**Task instructions**
Each line with the word "time" must appear in the answer, copied from the records.

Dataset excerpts

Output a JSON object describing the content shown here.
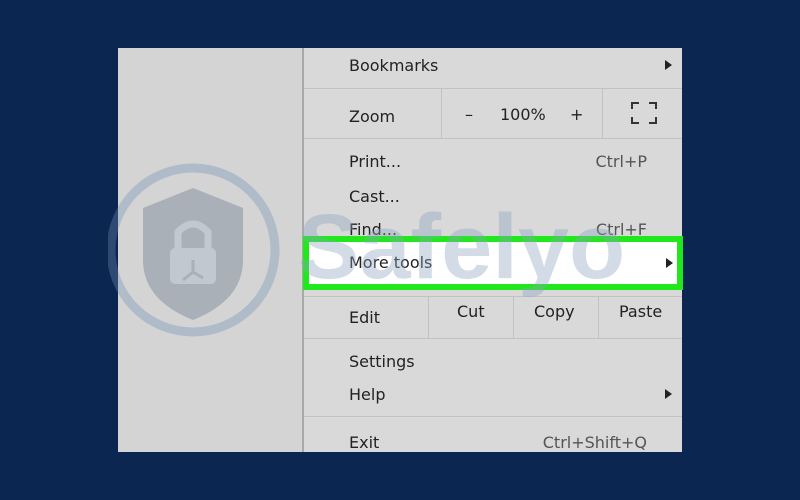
{
  "menu": {
    "bookmarks": "Bookmarks",
    "zoom": {
      "label": "Zoom",
      "minus": "–",
      "value": "100%",
      "plus": "+"
    },
    "print": {
      "label": "Print...",
      "shortcut": "Ctrl+P"
    },
    "cast": {
      "label": "Cast..."
    },
    "find": {
      "label": "Find...",
      "shortcut": "Ctrl+F"
    },
    "more_tools": {
      "label": "More tools"
    },
    "edit": {
      "label": "Edit",
      "cut": "Cut",
      "copy": "Copy",
      "paste": "Paste"
    },
    "settings": "Settings",
    "help": "Help",
    "exit": {
      "label": "Exit",
      "shortcut": "Ctrl+Shift+Q"
    }
  },
  "highlight_color": "#21e81c",
  "background_color": "#0b2650",
  "watermark": {
    "text": "Safelyo",
    "icon": "shield-lock-icon"
  }
}
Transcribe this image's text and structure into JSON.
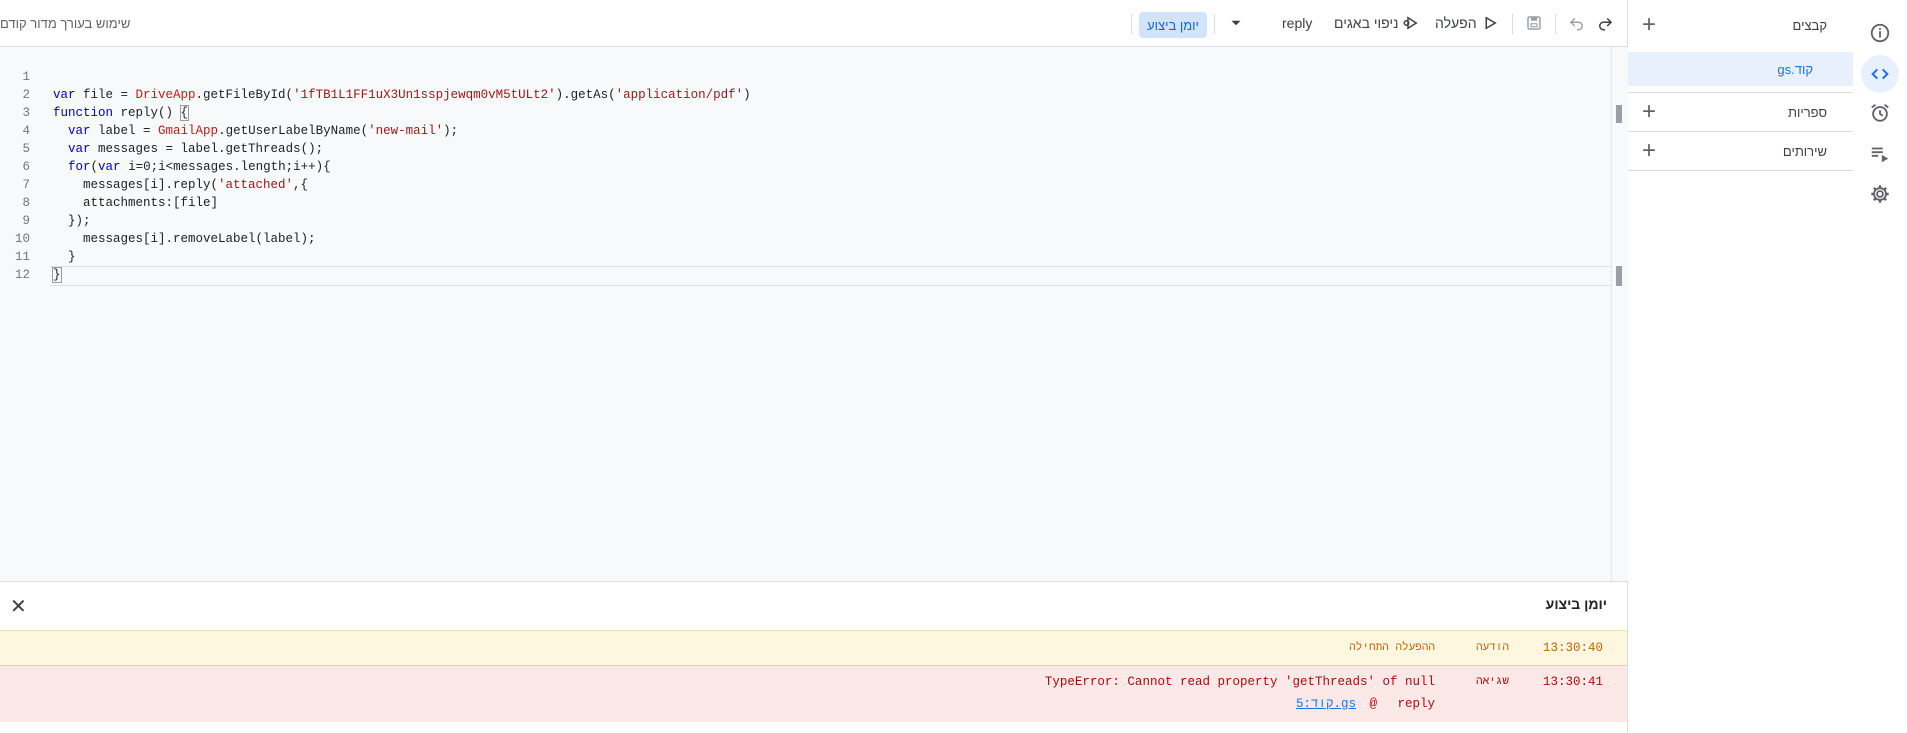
{
  "toolbar": {
    "run_label": "הפעלה",
    "debug_label": "ניפוי באגים",
    "function_name": "reply",
    "execution_log_label": "יומן ביצוע",
    "legacy_editor_label": "שימוש בעורך מדור קודם"
  },
  "files_panel": {
    "files_label": "קבצים",
    "libraries_label": "ספריות",
    "services_label": "שירותים",
    "active_file": "קוד.gs"
  },
  "editor": {
    "line_numbers": [
      "1",
      "2",
      "3",
      "4",
      "5",
      "6",
      "7",
      "8",
      "9",
      "10",
      "11",
      "12"
    ]
  },
  "log": {
    "title": "יומן ביצוע",
    "rows": [
      {
        "time": "13:30:40",
        "level": "הודעה",
        "message": "ההפעלה התחילה"
      },
      {
        "time": "13:30:41",
        "level": "שגיאה",
        "message": "TypeError: Cannot read property 'getThreads' of null",
        "trace_func": "reply",
        "trace_at": "@",
        "trace_link": "קוד:5.gs"
      }
    ]
  },
  "colors": {
    "accent": "#1a73e8",
    "info_bg": "#fef7e0",
    "error_bg": "#fce8e6"
  },
  "icons": [
    "info-icon",
    "code-icon",
    "alarm-clock-icon",
    "playlist-play-icon",
    "gear-icon",
    "plus-icon",
    "redo-icon",
    "undo-icon",
    "save-icon",
    "run-icon",
    "debug-icon",
    "dropdown-icon",
    "close-icon"
  ]
}
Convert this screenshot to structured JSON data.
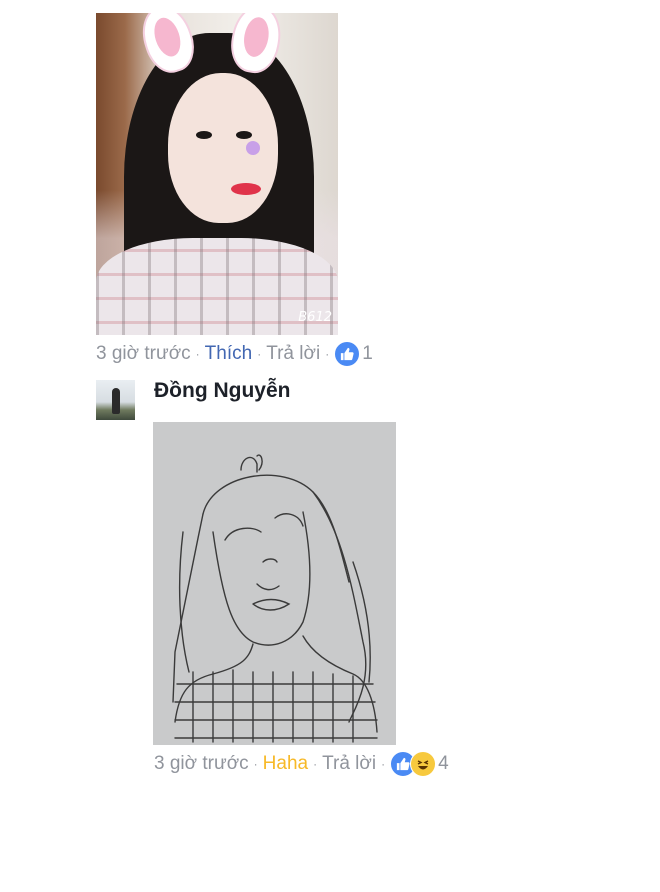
{
  "comment1": {
    "photo_watermark": "B612",
    "time": "3 giờ trước",
    "separator": "·",
    "like_action": "Thích",
    "reply_action": "Trả lời",
    "reaction_icon": "like-icon",
    "reaction_count": "1"
  },
  "comment2": {
    "author": "Đồng Nguyễn",
    "time": "3 giờ trước",
    "separator": "·",
    "reaction_action": "Haha",
    "reply_action": "Trả lời",
    "reaction_icons": [
      "like-icon",
      "haha-icon"
    ],
    "reaction_count": "4"
  },
  "colors": {
    "link_blue": "#4267b2",
    "haha_yellow": "#f7b928",
    "meta_gray": "#90949c",
    "like_blue": "#4a8af4"
  }
}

**Response for this exercise**
        "time": "13:30:40",
        "time": "13:30:41",
    "time": "3 giờ trước",
    "time": "3 giờ trước",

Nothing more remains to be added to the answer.